_DATA TO EXAMINE_

[Start of Attachment]

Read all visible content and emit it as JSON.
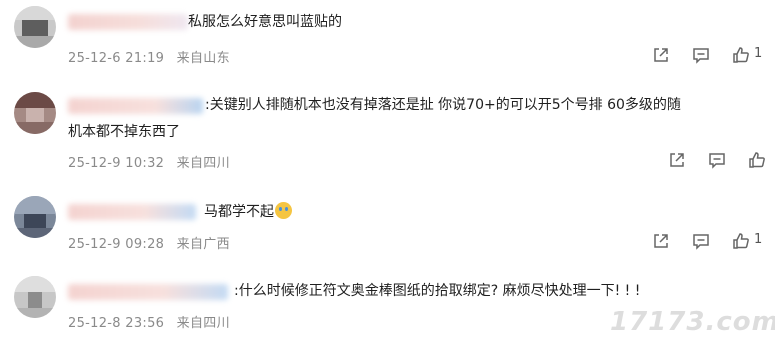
{
  "comments": [
    {
      "text": "私服怎么好意思叫蓝贴的",
      "date": "25-12-6 21:19",
      "location": "来自山东",
      "likes": "1"
    },
    {
      "text_line1": ":关键别人排随机本也没有掉落还是扯 你说70+的可以开5个号排 60多级的随",
      "text_line2": "机本都不掉东西了",
      "date": "25-12-9 10:32",
      "location": "来自四川",
      "likes": ""
    },
    {
      "text": "马都学不起",
      "date": "25-12-9 09:28",
      "location": "来自广西",
      "likes": "1"
    },
    {
      "text": ":什么时候修正符文奥金棒图纸的拾取绑定? 麻烦尽快处理一下! ! !",
      "date": "25-12-8 23:56",
      "location": "来自四川",
      "likes": ""
    }
  ],
  "icons": {
    "share": "share-icon",
    "reply": "comment-icon",
    "like": "thumbs-up-icon",
    "emoji": "fearful-face-emoji"
  },
  "watermark": "17173.com"
}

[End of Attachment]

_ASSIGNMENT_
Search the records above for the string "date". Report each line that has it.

_TASK RESPONSE_
      "date": "25-12-6 21:19",
      "date": "25-12-9 10:32",
      "date": "25-12-9 09:28",
      "date": "25-12-8 23:56",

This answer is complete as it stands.